### PROBLEM DESCRIPTION
Write out the entries once more, exactly as they appear.

### RECORDS FOR PROCESSING

·····

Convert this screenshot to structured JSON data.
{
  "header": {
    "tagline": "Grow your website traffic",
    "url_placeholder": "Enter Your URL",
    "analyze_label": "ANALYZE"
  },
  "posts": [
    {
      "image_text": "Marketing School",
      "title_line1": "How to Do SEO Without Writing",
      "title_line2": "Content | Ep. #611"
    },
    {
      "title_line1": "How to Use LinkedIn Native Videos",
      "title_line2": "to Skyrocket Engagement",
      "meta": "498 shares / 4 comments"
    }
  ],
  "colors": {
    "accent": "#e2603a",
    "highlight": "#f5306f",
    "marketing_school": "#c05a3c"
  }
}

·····

### RESULT FOR THIS EXERCISE
Convert this screenshot to structured JSON data.
{
  "header": {
    "tagline": "Grow your website traffic",
    "url_placeholder": "Enter Your URL",
    "analyze_label": "ANALYZE"
  },
  "posts": [
    {
      "image_text": "Marketing School",
      "title_line1": "How to Do SEO Without Writing",
      "title_line2": "Content | Ep. #611"
    },
    {
      "title_line1": "How to Use LinkedIn Native Videos",
      "title_line2": "to Skyrocket Engagement",
      "meta": "498 shares / 4 comments"
    }
  ],
  "colors": {
    "accent": "#e2603a",
    "highlight": "#f5306f",
    "marketing_school": "#c05a3c"
  }
}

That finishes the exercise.